Bright Star: A Thing of Indescribable Beauty — But Audiences Don’t Get It
Starring: Abbie Cornish, Ben Wishaw, Paul Schneider and Kerry Fox
Rating: 5 out of 5 stars
By Scott Marks
Jerry Lewis once confided that Hollywood is in its current guileless state because juvenile studio execs have to stop at Toys R Us every day before heading in to work.
He’s right, of course. I stood in the lobby after last week’s packed screening of “Bright Star” and listened carefully to the post-show rejoinders as patrons mournfully exited the auditorium. There were a few discerning audience members who appeared to have caught the beauty in Jane Campion’s latest period drama, but for the most part the initial reactions all had a familiar ring to them: “Too slow!” “Man, did that need a kick in the ass!” “Boooooring!”
Have American audiences become so jaded by thudding action pictures, comic book gore and wafer thin characterizations that when a movie actually tries to tell an emotionally complex romance they spend more time staring at their watches than they do the screen?
“Bright Star” is set in a galaxy far, far away before humankind was safely ensconced in their abodes pretending that they are actually reaching out and touching someone via a computer screen. The film is based on the last three years of the life of English romantic poet John Keats (Ben Wishaw), who died of tuberculosis at the early age of 25, and his love for his 18-year-old next door neighbor Fannie Brawne (Abbie Cornish).
With cellular technology not even a speck on the horizon, the characters in Jane Campion’s impeccable recreation of London in 1818 had but two forms of communication to rely on: the written word and oral discourse. They had to choose their words wisely to both maximize impact and entertain themselves.
The first poem read is arguably the author’s most famous: “A Thing of Beauty is a Joy Forever.” Campion does her best to spark familiarity with audiences presumably unfamiliar with the poet and weaned on Merchant and Ivory period pictures. Unlike M&I, Campion is not content to simply let the costumes and production design tell the story.

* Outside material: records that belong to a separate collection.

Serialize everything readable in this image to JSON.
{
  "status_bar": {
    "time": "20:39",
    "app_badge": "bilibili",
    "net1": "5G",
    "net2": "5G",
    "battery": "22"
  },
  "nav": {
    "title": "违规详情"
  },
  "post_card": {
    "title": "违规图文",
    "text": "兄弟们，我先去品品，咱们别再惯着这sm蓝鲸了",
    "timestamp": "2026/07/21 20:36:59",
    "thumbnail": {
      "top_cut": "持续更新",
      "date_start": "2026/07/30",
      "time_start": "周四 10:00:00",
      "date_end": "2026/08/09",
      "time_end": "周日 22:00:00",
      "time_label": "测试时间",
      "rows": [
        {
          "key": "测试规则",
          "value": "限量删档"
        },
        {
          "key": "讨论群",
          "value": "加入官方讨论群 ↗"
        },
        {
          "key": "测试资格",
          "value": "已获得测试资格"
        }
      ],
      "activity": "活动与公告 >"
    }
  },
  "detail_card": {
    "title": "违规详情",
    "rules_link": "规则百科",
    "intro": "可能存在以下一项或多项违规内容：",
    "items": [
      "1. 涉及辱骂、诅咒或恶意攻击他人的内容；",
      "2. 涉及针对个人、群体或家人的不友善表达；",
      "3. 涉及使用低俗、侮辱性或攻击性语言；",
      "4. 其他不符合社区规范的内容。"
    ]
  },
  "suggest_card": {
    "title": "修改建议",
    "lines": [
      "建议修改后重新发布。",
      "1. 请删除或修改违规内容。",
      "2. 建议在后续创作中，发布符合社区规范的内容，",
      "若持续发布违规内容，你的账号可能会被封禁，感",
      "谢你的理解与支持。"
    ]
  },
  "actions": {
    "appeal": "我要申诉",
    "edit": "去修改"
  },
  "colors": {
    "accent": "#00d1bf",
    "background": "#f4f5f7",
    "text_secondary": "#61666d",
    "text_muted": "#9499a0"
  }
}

Fannie is a seamstress and, as she points out to Keats and his writing partner Charles Brown (Paul Schneider), her sewing brings in more money than that of both writers combined. The fact that Keats is a broke bard unable to afford his beloved the lifestyle she has become accustomed to prohibits him from falling in love with her.
As in all of the director’s work there are moments of near indescribable beauty to delight and captivate the eyes. At the hint of first love, the heretofore muted colors of the woods explode as Fannie finds herself encased in a sea of lilacs. Later, Keats ascends the tallest tree and finds a spot on which to gaze into the heavens and offer silent thanks.
There are also instances of supreme heartbreak and Cornish rises to the occasion. If there is one complaint to be found in the film it’s Wishaw’s wishy-washy performance. While he looks the part of a TB victim he is no match for Fannie’s outspoken insolence.
Critics and audiences alike have been not been kind to Campion post-“The Piano” output. While both movies ask the same question — is it possible for art and romantic love to peacefully coexist? – I fear that audiences will not find “Bright Star” as accessible as the Oscar® winning masterwork and word of mouth will quickly snuff out Campion’s “Star.” See it on the big screen while you can, for a home video viewing is certain to diminish the film’s visual power.
One bit of faint praise that has been making the critical rounds concerns talk of Jane Campion’s “return to form.” How is it possible for someone to return to a form of greatness they never left?
Scott Marks was born and raised in some of the finest single screen movie theaters in Chicago. He moved to San Diego in 2000 and has never looked back. Scott authors the blog emulsioncompulsion.com and is co-host of KPBS-Radio’s Film Club of the Air. Please address any bouquets or brickbats to firstname.lastname@example.org.